The Democrats hemorrhaged Hispanic votes in 2020. Initial hot takes tended to elevate shifts among HIspanic men above shifts among Hispanic women (Hispanic men liked Trump's macho persona, etc). This turns out to have been completely wrong. Pretty much all the most serious data analyses of the Hispanic vote in 2020 vote have found that the shift among Hispanic women was much larger than the shift among Hispanic men. Eric Levitz on the New York magazine site reports on one of these analyses, a slide show released by Equis Research. Levitz does a nice job of summarizing the more interesting findings from the slides and putting them in context, one of which is shown below, with shifts among Hispanic women far outpacing those among Hispanic men.
The Equis data also confirm the now widely-understood story that the pro-Trump shifts weren't confined to south Florida and Texas, but instead were all over the country.
The debate continues on the precise breakdown of pro-Trump shifts between defections and new voters who showed up and voted for Trump. As it does on the relative roles of pro-Trump views on the economy and the activation of social conservatism by increasing Democratic liberalism on race and other issues.
The Equis people seem determined to preserve immigration as an uncomplicatedly positive issue for Democrats among these voters, suggesting the only problem was lack of salience in 2020. I'm not so sure about this.
Kevin Drum suggests a different interpretation of how the immigration issue has evolved among Hispanic voters (see chart below):

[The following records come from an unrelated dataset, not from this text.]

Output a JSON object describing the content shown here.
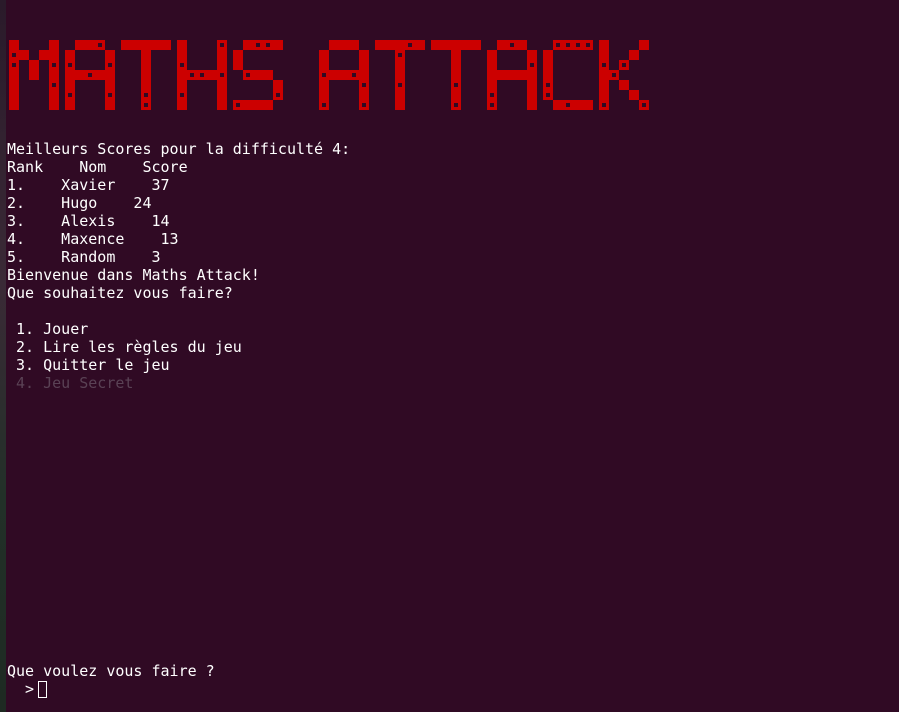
{
  "title_banner": "MATHS ATTACK !",
  "colors": {
    "background": "#300a24",
    "banner": "#cc0000",
    "text": "#ffffff",
    "disabled": "#5a4255"
  },
  "scores": {
    "heading": "Meilleurs Scores pour la difficulté 4:",
    "header": "Rank    Nom    Score",
    "rows": [
      "1.    Xavier    37",
      "2.    Hugo    24",
      "3.    Alexis    14",
      "4.    Maxence    13",
      "5.    Random    3"
    ]
  },
  "welcome": "Bienvenue dans Maths Attack!",
  "question": "Que souhaitez vous faire?",
  "menu": [
    " 1. Jouer",
    " 2. Lire les règles du jeu",
    " 3. Quitter le jeu",
    " 4. Jeu Secret"
  ],
  "prompt": {
    "question": "Que voulez vous faire ?",
    "symbol": "  >"
  }
}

"Roughly speaking, I think Trump suckered Democrats into becoming extremists on border policy. It's fine for Democrats to oppose the wall—most Hispanics oppose it too—but progressives, goaded by Trump, have staked out a position that's often only a finger's width away from not having any border security at all. And that's something that most Hispanics don't support.
To put it simply, Hispanics are like the rest of us: They care about other people, but they care about themselves more. When it comes to immigrants who are already in the country, legally or not, they're in favor of giving them a road to citizenship. But they're not especially keen on allowing lots of new immigrants in who will compete with them for jobs and housing. Trump may be a buffoon, but at least some Hispanics have decided that they can put up with that if the alternative is risking a big increase in the rate of illegal immigration.
Added to that, of course, is the well-known fact that many Hispanics are fundamentally conservative to begin with: Family oriented, religious, against abortion, in favor of low taxes, opposed to defunding the police, etc. It's been common knowledge forever that Republicans could win a big share of the Hispanic vote if they'd just moderate their base, but it turns out there's another way: Get the Democrats to radicalize their base instead. It seems to have worked."
Other interpretations of the immigration issue and the shifts are retailed in the Levitz piece. Read it and see what you think. I continue to find David Shor's interpretation most persuasive (also from the Levitz article):
"In an interview with Intelligencer last month, Democratic data scientist David Shor outlined one account of the 2020 results. His story goes like this: Democrats have long relied on the backing of Hispanic voters who self-identify as “conservative.” Such conservatives often have left-of-center views on economic policy, but lean right on issues of crime and policing. In 2020, Hispanic conservatives began voting more like white ones, and this was especially true of those who espoused the most right-wing views on “law and order” in policy polls. Therefore, Shor surmises that the heightened salience of policing issues following the George Floyd protests — and the Democratic Party’s association with “defund the police” in some media coverage of those protests — played a major role in driving Hispanic defections....
David Shor told me that he has observed the same trend in his own data. And he argues that the concentration of Trump’s gains among Latinas is consistent with his hypothesis that “defund the police” influenced Hispanic voting behavior since, in his polling, women rank crime as a more important issue than men do.....
Shor has long encouraged Democrats to do everything in their power to heighten the salience of the party’s most popular economic positions, while reducing the electoral relevance of immigration. This advice is grounded in a concern with the party’s steadily eroding support among non-college-educated white voters, who often lean left on matters of economics but right on those of borders. He often notes that in 2012, when Barack Obama and Mitt Romney framed their race as a referendum on whether the wealthy had “built” all they owned, the Democrat won 60 percent of the “pro–universal health care, anti-amnesty for the undocumented” vote. Four years later, when Hillary Clinton and Donald Trump both centered their messaging on conceptions of American identity — with the former championing multicultural diversity (“stronger together”), and the latter, white ethno-nationalism — the Democratic nominee’s support from pro-socialized medicine, anti-amnesty voters dropped by 19 points. Since Americans of this ideological bent are overrepresented in Rust Belt battlegrounds, that decline was sufficient to cost Clinton the presidency."
The story will continue to be debated as it should. But I think everyone can (or should) agree the Democrats have a very, very big problem here.